Aim of the exercise:
Only the lines with "JSON" in them need to be copied from the listing.

────────────────────

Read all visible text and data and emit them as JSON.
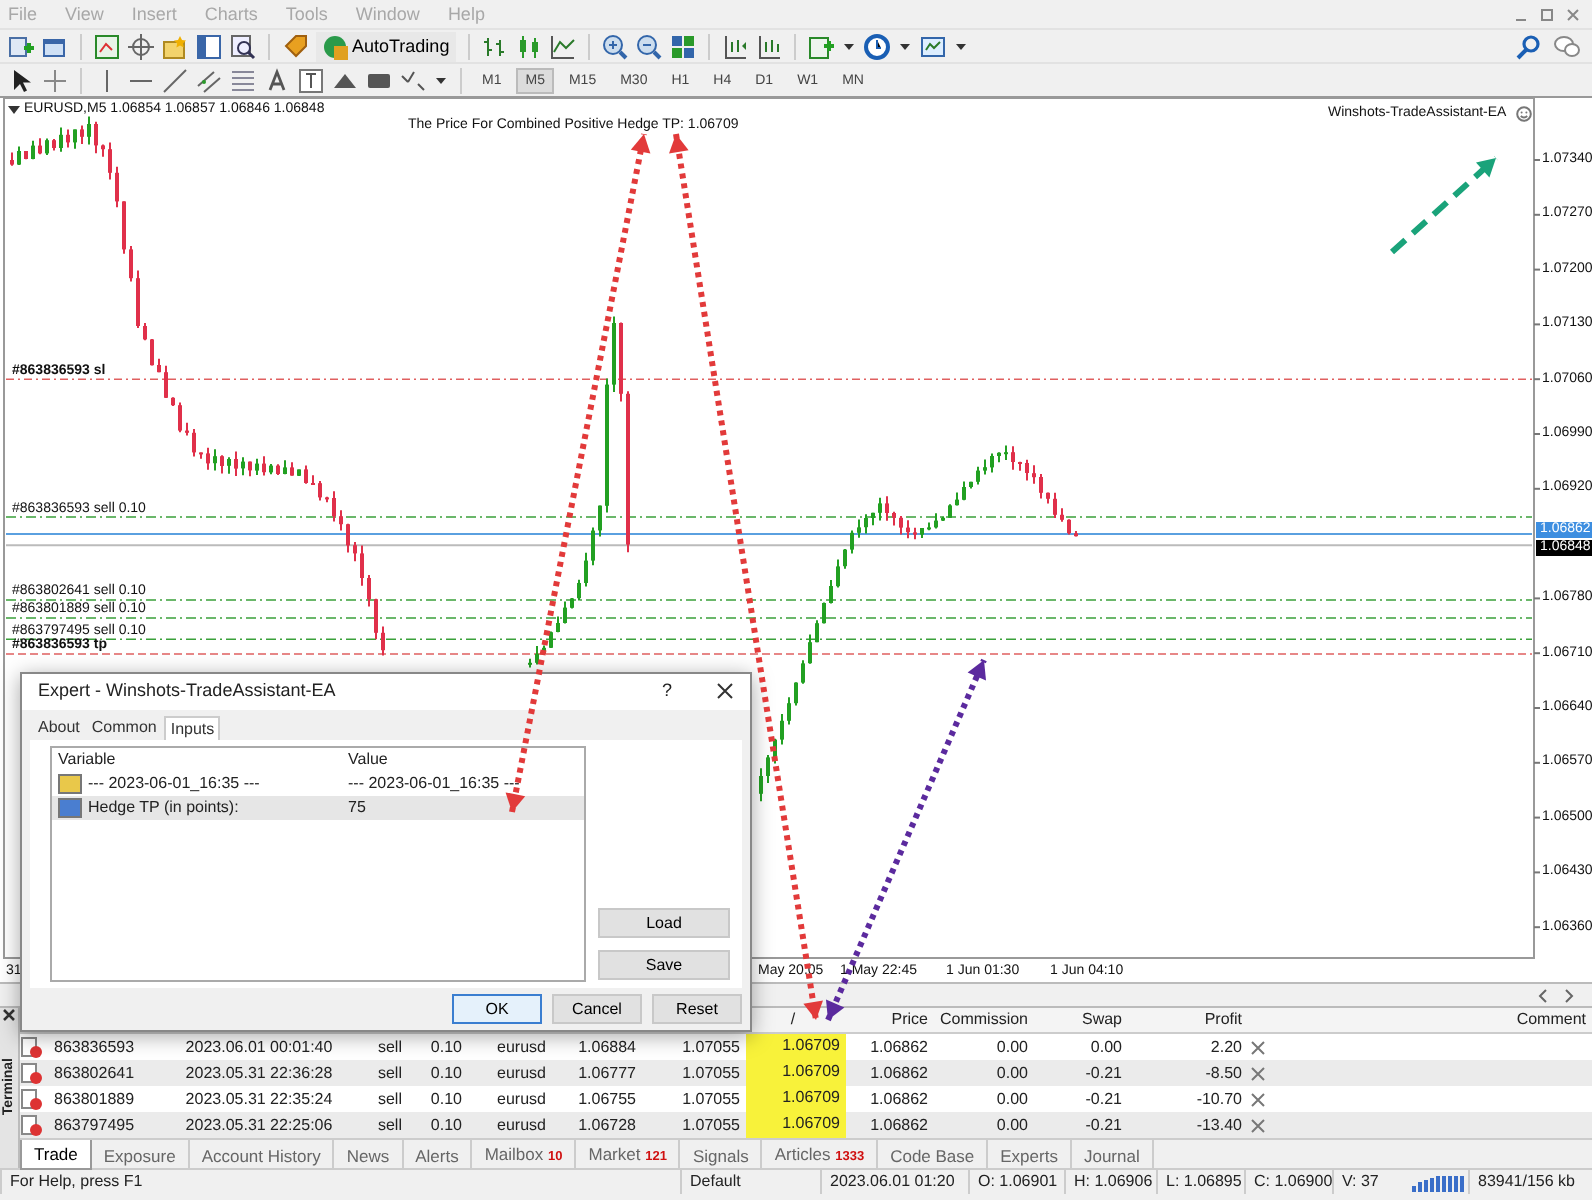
{
  "menu": [
    {
      "label": "File",
      "disabled": true
    },
    {
      "label": "View",
      "disabled": true
    },
    {
      "label": "Insert",
      "disabled": true
    },
    {
      "label": "Charts",
      "disabled": true
    },
    {
      "label": "Tools",
      "disabled": true
    },
    {
      "label": "Window",
      "disabled": true
    },
    {
      "label": "Help",
      "disabled": true
    }
  ],
  "toolbar": {
    "autotrading": "AutoTrading",
    "timeframes": [
      {
        "label": "M1",
        "selected": false
      },
      {
        "label": "M5",
        "selected": true
      },
      {
        "label": "M15",
        "selected": false
      },
      {
        "label": "M30",
        "selected": false
      },
      {
        "label": "H1",
        "selected": false
      },
      {
        "label": "H4",
        "selected": false
      },
      {
        "label": "D1",
        "selected": false
      },
      {
        "label": "W1",
        "selected": false
      },
      {
        "label": "MN",
        "selected": false
      }
    ]
  },
  "chart": {
    "symbol_info": "EURUSD,M5 1.06854 1.06857 1.06846 1.06848",
    "hedge_tp_text": "The Price For Combined Positive Hedge TP: 1.06709",
    "ea_name": "Winshots-TradeAssistant-EA",
    "order_lines": [
      {
        "label": "#863836593 sl",
        "kind": "sl"
      },
      {
        "label": "#863836593 sell 0.10",
        "kind": "sell"
      },
      {
        "label": "#863802641 sell 0.10",
        "kind": "sell"
      },
      {
        "label": "#863801889 sell 0.10",
        "kind": "sell"
      },
      {
        "label": "#863797495 sell 0.10",
        "kind": "sell"
      },
      {
        "label": "#863836593 tp",
        "kind": "tp"
      }
    ],
    "price_axis": [
      "1.07340",
      "1.07270",
      "1.07200",
      "1.07130",
      "1.07060",
      "1.06990",
      "1.06920",
      "1.06780",
      "1.06710",
      "1.06640",
      "1.06570",
      "1.06500",
      "1.06430",
      "1.06360"
    ],
    "ask_tag": "1.06862",
    "bid_tag": "1.06848",
    "time_axis": [
      "31",
      "May 20:05",
      "1 May 22:45",
      "1 Jun 01:30",
      "1 Jun 04:10"
    ]
  },
  "dialog": {
    "title": "Expert - Winshots-TradeAssistant-EA",
    "help": "?",
    "tabs": [
      {
        "label": "About",
        "selected": false
      },
      {
        "label": "Common",
        "selected": false
      },
      {
        "label": "Inputs",
        "selected": true
      }
    ],
    "columns": [
      "Variable",
      "Value"
    ],
    "rows": [
      {
        "variable": "--- 2023-06-01_16:35 ---",
        "value": "--- 2023-06-01_16:35 ---",
        "kind": "string",
        "selected": false
      },
      {
        "variable": "Hedge TP (in points):",
        "value": "75",
        "kind": "int",
        "selected": true
      }
    ],
    "side_buttons": [
      "Load",
      "Save"
    ],
    "buttons": [
      {
        "label": "OK",
        "default": true
      },
      {
        "label": "Cancel",
        "default": false
      },
      {
        "label": "Reset",
        "default": false
      }
    ]
  },
  "terminal": {
    "side_label": "Terminal",
    "columns": [
      "/",
      "Price",
      "Commission",
      "Swap",
      "Profit",
      "Comment"
    ],
    "rows": [
      {
        "ticket": "863836593",
        "time": "2023.06.01 00:01:40",
        "type": "sell",
        "size": "0.10",
        "symbol": "eurusd",
        "price": "1.06884",
        "sl": "1.07055",
        "tp": "1.06709",
        "tp_highlighted": true,
        "current": "1.06862",
        "commission": "0.00",
        "swap": "0.00",
        "profit": "2.20"
      },
      {
        "ticket": "863802641",
        "time": "2023.05.31 22:36:28",
        "type": "sell",
        "size": "0.10",
        "symbol": "eurusd",
        "price": "1.06777",
        "sl": "1.07055",
        "tp": "1.06709",
        "tp_highlighted": true,
        "current": "1.06862",
        "commission": "0.00",
        "swap": "-0.21",
        "profit": "-8.50"
      },
      {
        "ticket": "863801889",
        "time": "2023.05.31 22:35:24",
        "type": "sell",
        "size": "0.10",
        "symbol": "eurusd",
        "price": "1.06755",
        "sl": "1.07055",
        "tp": "1.06709",
        "tp_highlighted": true,
        "current": "1.06862",
        "commission": "0.00",
        "swap": "-0.21",
        "profit": "-10.70"
      },
      {
        "ticket": "863797495",
        "time": "2023.05.31 22:25:06",
        "type": "sell",
        "size": "0.10",
        "symbol": "eurusd",
        "price": "1.06728",
        "sl": "1.07055",
        "tp": "1.06709",
        "tp_highlighted": true,
        "current": "1.06862",
        "commission": "0.00",
        "swap": "-0.21",
        "profit": "-13.40"
      }
    ],
    "tabs": [
      {
        "label": "Trade",
        "selected": true
      },
      {
        "label": "Exposure",
        "selected": false
      },
      {
        "label": "Account History",
        "selected": false
      },
      {
        "label": "News",
        "selected": false
      },
      {
        "label": "Alerts",
        "selected": false
      },
      {
        "label": "Mailbox",
        "count": "10",
        "selected": false
      },
      {
        "label": "Market",
        "count": "121",
        "selected": false
      },
      {
        "label": "Signals",
        "selected": false
      },
      {
        "label": "Articles",
        "count": "1333",
        "selected": false
      },
      {
        "label": "Code Base",
        "selected": false
      },
      {
        "label": "Experts",
        "selected": false
      },
      {
        "label": "Journal",
        "selected": false
      }
    ]
  },
  "status_bar": {
    "help": "For Help, press F1",
    "profile": "Default",
    "datetime": "2023.06.01 01:20",
    "open": "O: 1.06901",
    "high": "H: 1.06906",
    "low": "L: 1.06895",
    "close": "C: 1.06900",
    "volume": "V: 37",
    "traffic": "83941/156 kb"
  }
}
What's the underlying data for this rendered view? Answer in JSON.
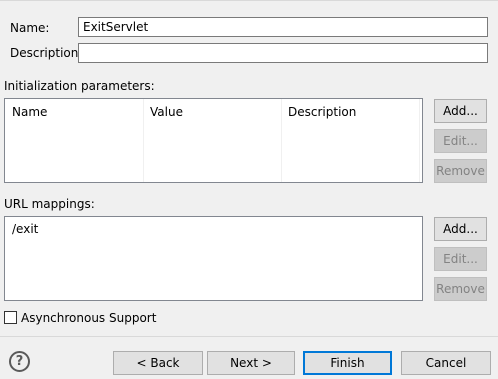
{
  "form": {
    "name_label": "Name:",
    "name_value": "ExitServlet",
    "description_label": "Description:",
    "description_value": ""
  },
  "init_params": {
    "title": "Initialization parameters:",
    "columns": [
      "Name",
      "Value",
      "Description"
    ],
    "buttons": {
      "add": "Add...",
      "edit": "Edit...",
      "remove": "Remove"
    }
  },
  "url_mappings": {
    "title": "URL mappings:",
    "items": [
      "/exit"
    ],
    "buttons": {
      "add": "Add...",
      "edit": "Edit...",
      "remove": "Remove"
    }
  },
  "async": {
    "label": "Asynchronous Support",
    "checked": false
  },
  "footer": {
    "help_icon": "help-icon",
    "back": "< Back",
    "next": "Next >",
    "finish": "Finish",
    "cancel": "Cancel"
  },
  "colors": {
    "accent": "#0078d7",
    "background": "#f0f0f0"
  }
}
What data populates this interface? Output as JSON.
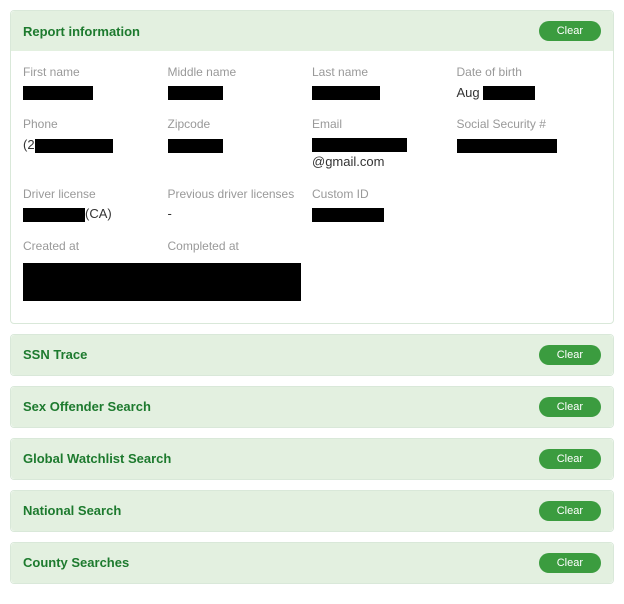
{
  "panels": {
    "report_info": {
      "title": "Report information",
      "clear": "Clear"
    },
    "ssn_trace": {
      "title": "SSN Trace",
      "clear": "Clear"
    },
    "sex_offender": {
      "title": "Sex Offender Search",
      "clear": "Clear"
    },
    "global_watchlist": {
      "title": "Global Watchlist Search",
      "clear": "Clear"
    },
    "national_search": {
      "title": "National Search",
      "clear": "Clear"
    },
    "county_searches": {
      "title": "County Searches",
      "clear": "Clear"
    }
  },
  "fields": {
    "first_name": {
      "label": "First name",
      "value": ""
    },
    "middle_name": {
      "label": "Middle name",
      "value": ""
    },
    "last_name": {
      "label": "Last name",
      "value": ""
    },
    "dob": {
      "label": "Date of birth",
      "prefix": "Aug "
    },
    "phone": {
      "label": "Phone",
      "prefix": "(2"
    },
    "zipcode": {
      "label": "Zipcode",
      "value": ""
    },
    "email": {
      "label": "Email",
      "suffix": "@gmail.com"
    },
    "ssn": {
      "label": "Social Security #",
      "value": ""
    },
    "driver_license": {
      "label": "Driver license",
      "suffix": "(CA)"
    },
    "prev_driver_licenses": {
      "label": "Previous driver licenses",
      "value": "-"
    },
    "custom_id": {
      "label": "Custom ID",
      "value": ""
    },
    "created_at": {
      "label": "Created at",
      "value": ""
    },
    "completed_at": {
      "label": "Completed at",
      "value": ""
    }
  }
}
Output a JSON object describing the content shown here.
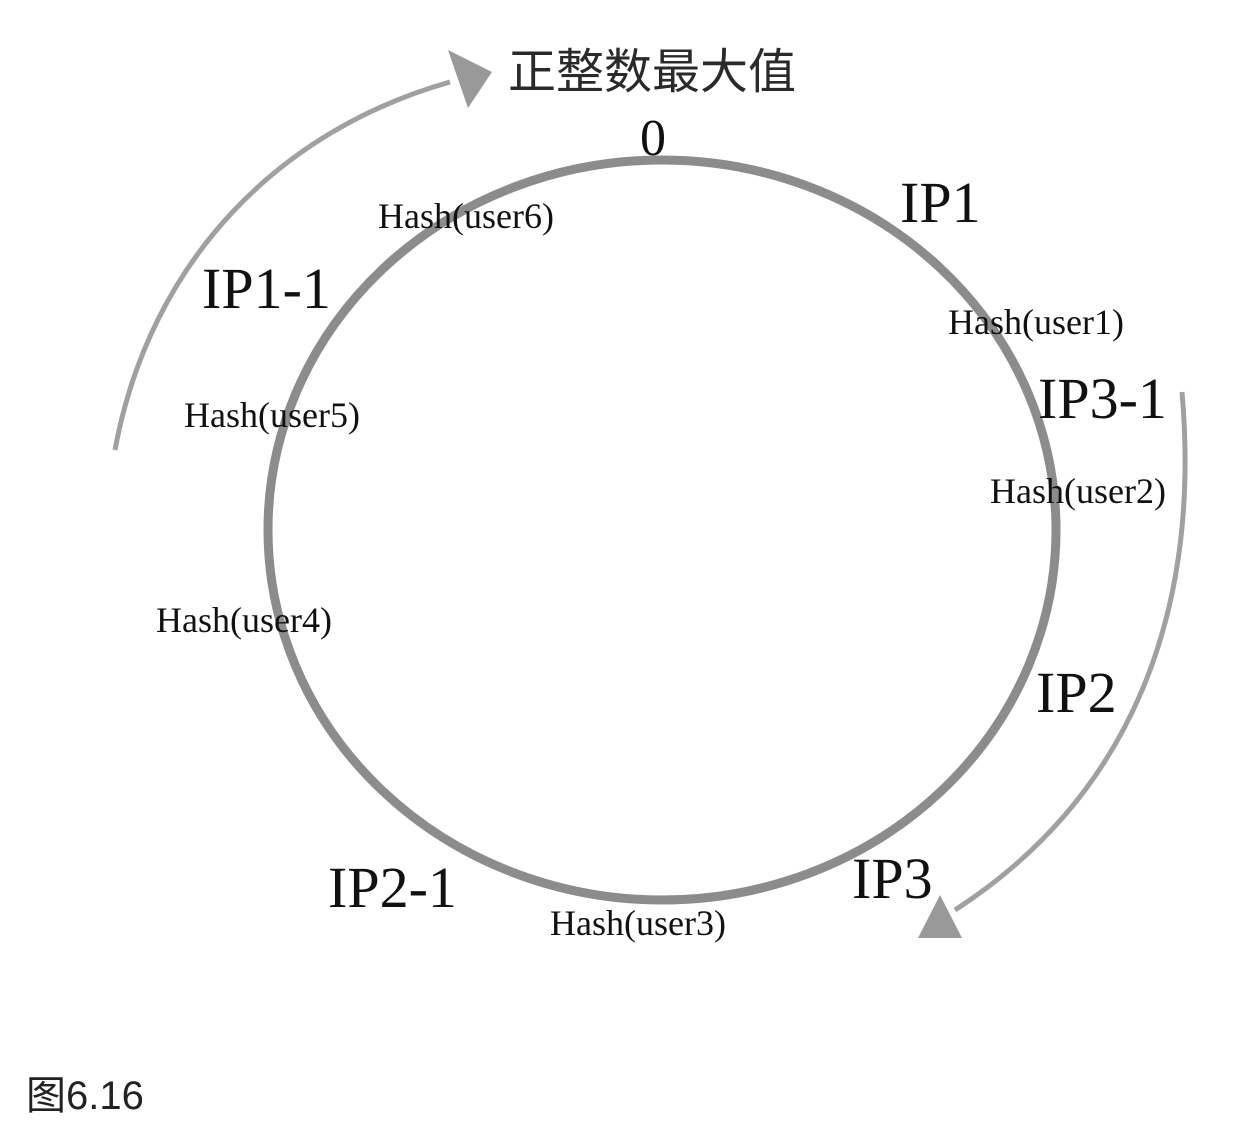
{
  "diagram": {
    "max_label": "正整数最大值",
    "zero_label": "0",
    "nodes": {
      "ip1": "IP1",
      "ip3_1": "IP3-1",
      "ip2": "IP2",
      "ip3": "IP3",
      "ip2_1": "IP2-1",
      "ip1_1": "IP1-1"
    },
    "hashes": {
      "user1": "Hash(user1)",
      "user2": "Hash(user2)",
      "user3": "Hash(user3)",
      "user4": "Hash(user4)",
      "user5": "Hash(user5)",
      "user6": "Hash(user6)"
    },
    "colors": {
      "ring": "#8c8c8c",
      "arrow": "#999999",
      "text": "#111111"
    }
  },
  "caption": "图6.16"
}
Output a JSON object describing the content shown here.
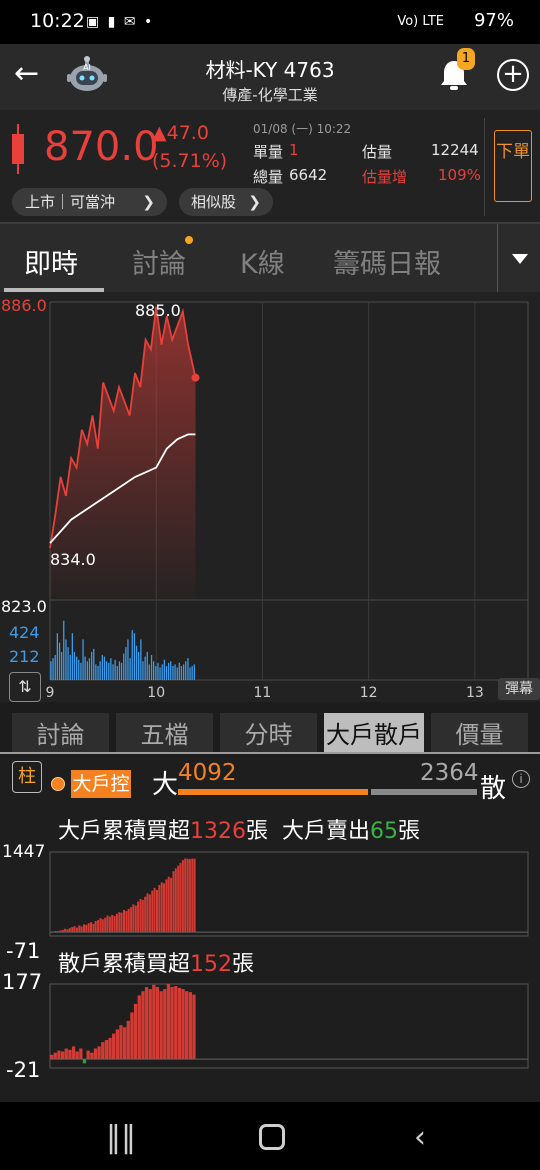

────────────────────

Your response:
Read all visible text and data and emit them as JSON.
What's the underlying data for this rendered view? Answer in JSON.
What data populates this interface? Output as JSON.
Output a JSON object describing the content shown here.
Output a JSON object describing the content shown here.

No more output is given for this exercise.